Web page and app entries
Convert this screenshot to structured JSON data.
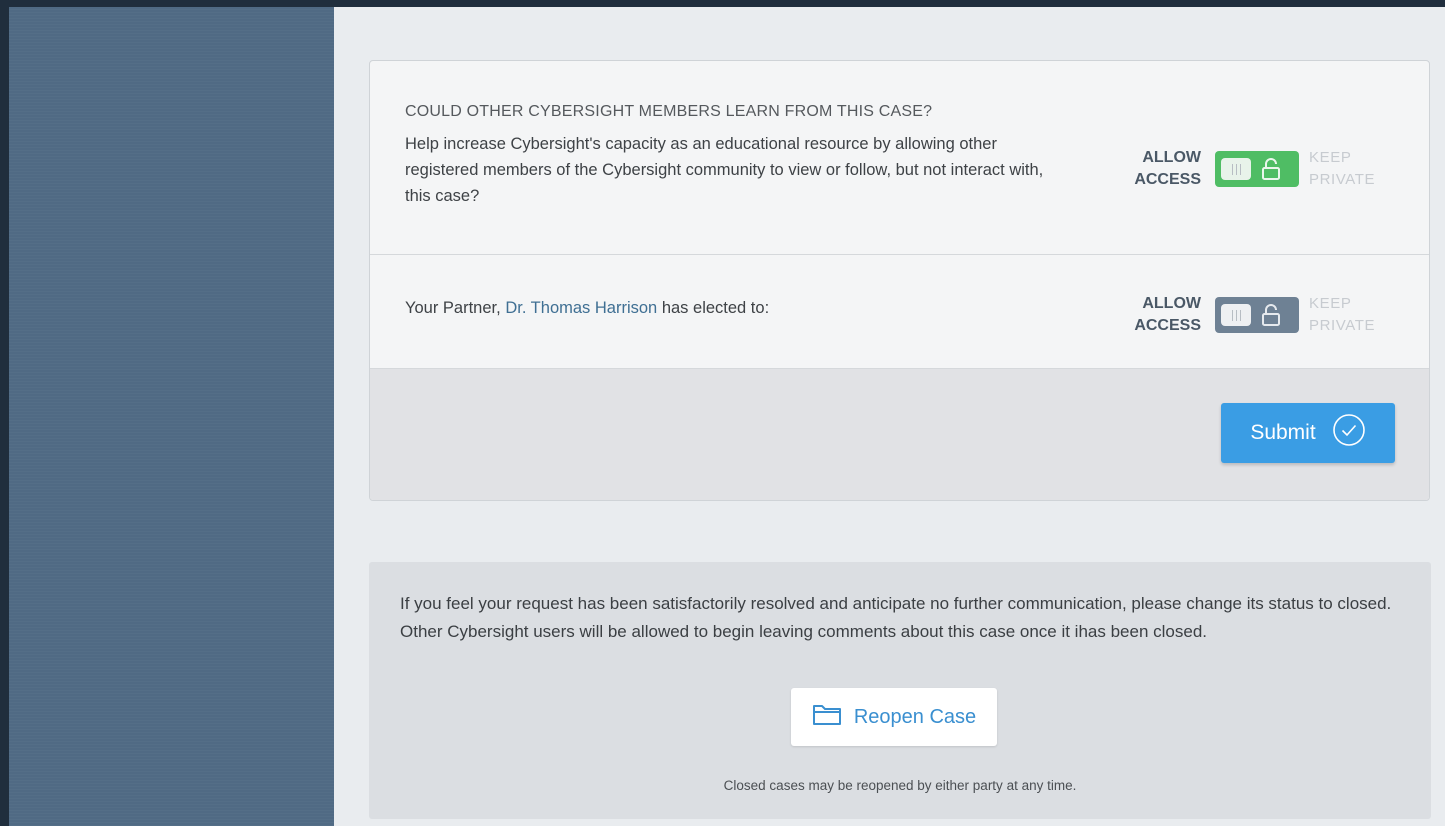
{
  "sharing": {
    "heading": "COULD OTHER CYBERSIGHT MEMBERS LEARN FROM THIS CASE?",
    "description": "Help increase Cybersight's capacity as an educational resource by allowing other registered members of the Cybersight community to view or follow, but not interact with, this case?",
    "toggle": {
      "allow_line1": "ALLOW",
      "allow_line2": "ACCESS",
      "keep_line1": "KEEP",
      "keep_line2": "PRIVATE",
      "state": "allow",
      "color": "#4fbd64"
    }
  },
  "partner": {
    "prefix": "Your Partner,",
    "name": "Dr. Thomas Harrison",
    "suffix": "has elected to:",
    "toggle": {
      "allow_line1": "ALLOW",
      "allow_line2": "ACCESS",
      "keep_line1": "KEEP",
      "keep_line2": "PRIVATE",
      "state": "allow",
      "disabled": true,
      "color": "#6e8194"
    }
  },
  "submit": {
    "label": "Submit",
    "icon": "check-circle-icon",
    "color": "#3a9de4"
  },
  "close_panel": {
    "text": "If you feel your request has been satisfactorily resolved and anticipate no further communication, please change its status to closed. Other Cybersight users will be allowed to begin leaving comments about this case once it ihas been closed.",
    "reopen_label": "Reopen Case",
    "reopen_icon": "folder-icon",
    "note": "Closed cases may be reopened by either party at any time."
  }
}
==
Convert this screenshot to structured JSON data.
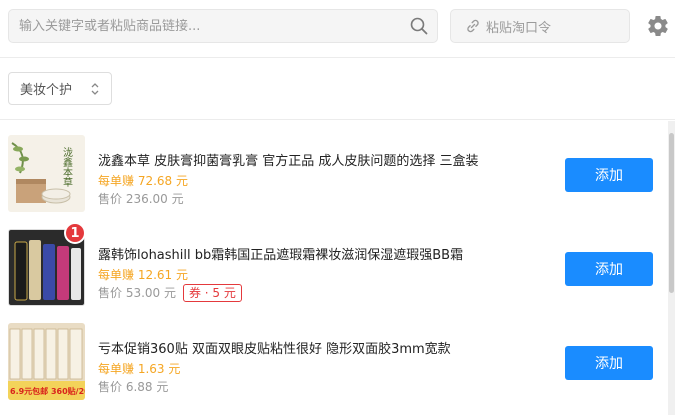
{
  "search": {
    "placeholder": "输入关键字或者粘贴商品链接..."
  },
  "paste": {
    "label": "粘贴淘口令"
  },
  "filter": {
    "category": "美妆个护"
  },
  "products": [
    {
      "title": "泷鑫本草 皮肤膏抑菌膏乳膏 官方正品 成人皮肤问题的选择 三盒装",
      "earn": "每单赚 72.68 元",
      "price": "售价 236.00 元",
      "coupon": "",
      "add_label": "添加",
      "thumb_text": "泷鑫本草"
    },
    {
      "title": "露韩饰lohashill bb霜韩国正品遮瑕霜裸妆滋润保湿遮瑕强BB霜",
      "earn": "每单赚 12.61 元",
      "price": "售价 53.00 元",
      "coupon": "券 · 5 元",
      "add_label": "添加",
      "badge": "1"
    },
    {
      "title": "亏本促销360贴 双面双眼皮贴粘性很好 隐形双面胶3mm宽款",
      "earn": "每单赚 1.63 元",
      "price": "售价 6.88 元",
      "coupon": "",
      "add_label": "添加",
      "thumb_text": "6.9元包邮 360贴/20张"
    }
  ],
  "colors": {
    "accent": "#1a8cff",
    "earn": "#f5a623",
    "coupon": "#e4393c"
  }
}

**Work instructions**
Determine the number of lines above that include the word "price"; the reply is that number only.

**Exercise solution**
3